Wisely deciding to give it a try and see if there's anything to the adage of 'happy wife, happy life' – Cole is all set to make that transfer to an easier day-to-day routine. It's clear that Savannah is his number-one priority, and he's prepared to walk away from all the danger of his job as a cop to concentrate on building a more secure life for his wife and potential family-to-be. As he arrives early at a restaurant on his anniversary to share a meal with Savannah, she never shows up. Instead, we meet a mysterious stranger who offers Jason a theoretical choice – he could save everyone in the very room he's sitting in, or he could save one person instead. While it's fair to say that you've probably seen enough movies in your lifetime to recognize a bad guy when you see one - and that deep down you know exactly who that 'one person' Jason could choose to save will be, "Rift" is still a really decent film that's built on mental chess and gripping intensity. Director Jason Winn does a stellar job of taking you through this battle of wits and transforming what once seemed theoretical into a threat that's now all too real – and with bombs being the bad guy's weapon of choice, time is of the essence.
There are many positives in how "Rift" has been made and how this story plays out in front of us. You've got Darren Cain playing Jason Cole, the cop, who does great work in giving his role the commanding presence required, with just a hint of a more traditional hands-off-my-wife type of machismo. You've also got Savannah, played by Brooke Montalvo, who makes the most of her time onscreen, either providing the serenity of the sweetness at the heart of this story or the backdrop of the plotline where the real intensity takes place regarding the choice Cole needs to make.
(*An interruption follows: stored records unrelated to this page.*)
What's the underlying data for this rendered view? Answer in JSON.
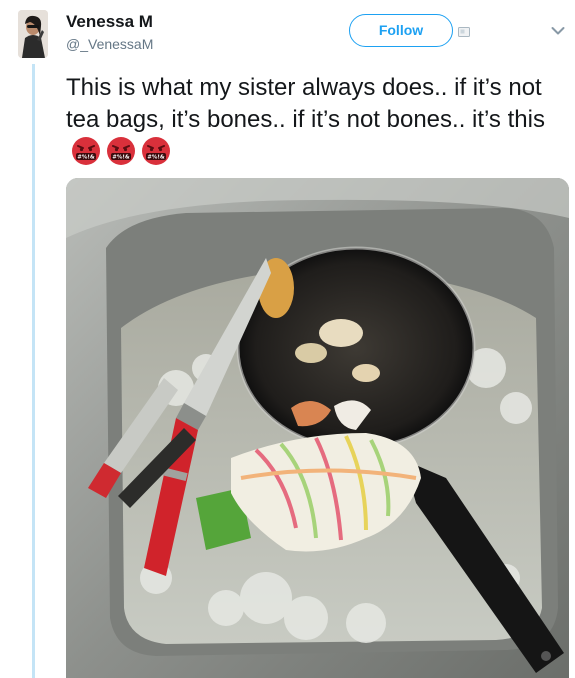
{
  "tweet": {
    "display_name": "Venessa M",
    "handle": "@_VenessaM",
    "follow_label": "Follow",
    "text": "This is what my sister always does.. if it’s not tea bags, it’s bones.. if it’s not bones.. it’s this",
    "emoji": [
      "swearing-face-emoji",
      "swearing-face-emoji",
      "swearing-face-emoji"
    ],
    "emoji_glyph_text": "#%!&"
  },
  "colors": {
    "accent": "#1da1f2",
    "text": "#14171a",
    "secondary_text": "#657786",
    "thread_line": "#c4e4f6",
    "emoji_red": "#d9303b"
  },
  "icons": [
    "chevron-down-icon",
    "card-icon"
  ]
}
You've also got Nikolai Valtteri played by Josh Hooks, a bad guy who arguably steals the show whenever he makes his presence known. Of all the characters written into this film, he gets to have the most fun with his role as the kind of dude that knows important things the rest of the people have yet to be clued into. I think in terms of a plotline too, "Rift" excels in how it poses the main question to Jason and us all in the process – we can put ourselves into his shoes for a moment and wonder what we would do if the same question of 'save everyone in the room or save one person' was put to us. What lengths would we go to to save the people we love? What would we do to save a total stranger? These are neat questions to ask yourself along the way, and of course, be thankful we don't actually have to make that choice. At least, hopefully, you don't have to make that choice. And if you have to make choices like that in life, how did you find the time to watch a movie?
I also thought the varied use of how the movie was filmed was highly effective in keeping us engaged. You've got your more traditional still-cam set-ups for sure, but you'll also find moments that are filmed like 'body cam' footage you'd see from the police, picture-in-picture shots where you see things onscreen like the characters would, and even a more aggressive first-person shooter-type of filming in there too. Keeping the visuals versatile was a great decision on the part of director Jason Winn, for sure.
While I did enjoy "Rift" and thought it was well-executed by all involved, I suppose there's still a bit of room to evolve in the writing of it at the end of the day – like I mentioned earlier, you will have seen many similar things in the crime/mystery realm before. That being said, it's not really what I'm referring to, though – I don't mind seeing a story I've seen before as long as it's told in the right way, and "Rift" certainly was when it's at its most intense. For me, it was more about the balance of it all. A combination of efforts from screenwriter Tammie Renee Mickle and Kendrick Foxx, who wrote the story - "Rift" can feel a bit too even when it comes right down to it…like in that half-climax/half-denouement type of way, and I'm not sure that's always the balance you want to strike.
I know I'm content to sit and watch once I'm invested in the characters – and credit to all of the actors we see in "Rift" who made that level of engagement so easy on us viewers – but story-wise, it felt like we spent quite a bit of time in the aftermath of the main plotline, almost as if we're setting up a "Rift" part two. And perhaps that's the intention – that'd be cool with me, and I'm sure with you too; but I'd still advise caution as to how much time is spent on that versus how much time is spent on the main storyline, make sense? All-in-all though, I'm really not complaining – "Rift" was highly watchable, makes sure to have its characters well-defined in terms of having that vulnerable hero we cheer for and a bad guy we can't get enough of, and while it might use a plotline we somewhat recognize, it's still one that never really gets old when it comes to movies in the action/mystery genres. It gets three and a half stars from me – "Rift" definitely entertains, and I'd be entirely interested in a sequel if there's a way to get this cast onboard once more.